Furthermore, as the corpus of hominid fossil specimens continues to grow, it has become increasingly evident that there is an unbridgeable chasm between hominids and humans in both composition and culture. Moreover, homologous structures (similar structures on different species) do not provide sufficient proof of genealogical relationships—common descent is simply an evolutionary assumption used to explain the similarities. To assume that hominids and humans are closely related because both can walk upright is tantamount to saying hummingbirds and helicopters are closely related because both can fly. Indeed, the distance between an ape, who cannot read or write, and a descendant of Adam, who can compose a musical masterpiece or send a man to the moon, is the distance of infinity.

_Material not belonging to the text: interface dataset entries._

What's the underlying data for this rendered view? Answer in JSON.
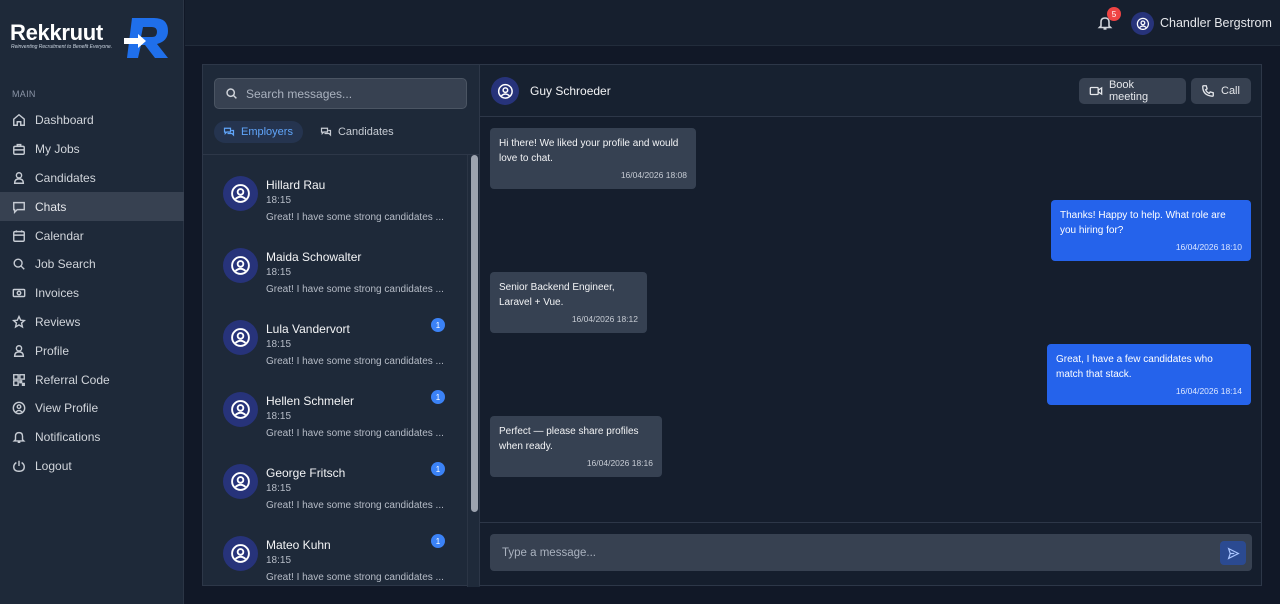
{
  "brand": {
    "name": "Rekkruut",
    "tagline": "Reinventing Recruitment to Benefit Everyone.",
    "primary_color": "#1f6feb"
  },
  "sidebar": {
    "caption": "MAIN",
    "items": [
      {
        "label": "Dashboard",
        "icon": "home-icon"
      },
      {
        "label": "My Jobs",
        "icon": "briefcase-icon"
      },
      {
        "label": "Candidates",
        "icon": "user-icon"
      },
      {
        "label": "Chats",
        "icon": "chat-bubble-icon",
        "active": true
      },
      {
        "label": "Calendar",
        "icon": "calendar-icon"
      },
      {
        "label": "Job Search",
        "icon": "search-icon"
      },
      {
        "label": "Invoices",
        "icon": "money-icon"
      },
      {
        "label": "Reviews",
        "icon": "star-icon"
      },
      {
        "label": "Profile",
        "icon": "user-icon"
      },
      {
        "label": "Referral Code",
        "icon": "qr-code-icon"
      },
      {
        "label": "View Profile",
        "icon": "user-circle-icon"
      },
      {
        "label": "Notifications",
        "icon": "bell-icon"
      },
      {
        "label": "Logout",
        "icon": "logout-icon"
      }
    ]
  },
  "topbar": {
    "notification_count": "5",
    "user_name": "Chandler Bergstrom"
  },
  "conversations": {
    "search_placeholder": "Search messages...",
    "tabs": [
      {
        "label": "Employers",
        "active": true
      },
      {
        "label": "Candidates",
        "active": false
      }
    ],
    "items": [
      {
        "name": "Hillard Rau",
        "time": "18:15",
        "preview": "Great! I have some strong candidates ...",
        "unread": ""
      },
      {
        "name": "Maida Schowalter",
        "time": "18:15",
        "preview": "Great! I have some strong candidates ...",
        "unread": ""
      },
      {
        "name": "Lula Vandervort",
        "time": "18:15",
        "preview": "Great! I have some strong candidates ...",
        "unread": "1"
      },
      {
        "name": "Hellen Schmeler",
        "time": "18:15",
        "preview": "Great! I have some strong candidates ...",
        "unread": "1"
      },
      {
        "name": "George Fritsch",
        "time": "18:15",
        "preview": "Great! I have some strong candidates ...",
        "unread": "1"
      },
      {
        "name": "Mateo Kuhn",
        "time": "18:15",
        "preview": "Great! I have some strong candidates ...",
        "unread": "1"
      }
    ]
  },
  "chat": {
    "contact_name": "Guy Schroeder",
    "book_meeting_label": "Book meeting",
    "call_label": "Call",
    "messages": [
      {
        "direction": "in",
        "text": "Hi there! We liked your profile and would love to chat.",
        "timestamp": "16/04/2026 18:08"
      },
      {
        "direction": "out",
        "text": "Thanks! Happy to help. What role are you hiring for?",
        "timestamp": "16/04/2026 18:10"
      },
      {
        "direction": "in",
        "text": "Senior Backend Engineer, Laravel + Vue.",
        "timestamp": "16/04/2026 18:12"
      },
      {
        "direction": "out",
        "text": "Great, I have a few candidates who match that stack.",
        "timestamp": "16/04/2026 18:14"
      },
      {
        "direction": "in",
        "text": "Perfect — please share profiles when ready.",
        "timestamp": "16/04/2026 18:16"
      }
    ],
    "composer_placeholder": "Type a message..."
  }
}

Finally, evolution cannot satisfactorily account for the genesis of life, the genetic code, or the ingenious synchronization process needed to produce life from a single fertilized human egg. Nor can evolution satisfactorily explain how physical processes can produce metaphysical realities such as consciousness and spirituality. The insatiable drive to produce a “missing link” has substituted selling, sensationalism, and subjectivism for solid science. William Fix said it best: “When it comes to finding a new trooper to star as our animal ancestor, there’s no business like bone business.”
For further study, see Jonathan Wells, Icons of Evolution: Science or Myth? (Washington, D.C.: Regnery Publishing, 2000).
“God made the wild animals according to their kinds, the livestock according to their kinds, and all the creatures that move along the ground according to their kinds. And God saw that is was good. Then God said, ‘Let us make man in our image, in our likeness, and let them rule over the fish of the sea and the birds of the air, over the livestock, over all the earth, and over all the creatures that move along the ground.’ So God created man in his own image, in the image of God he created him; male and female he created them.”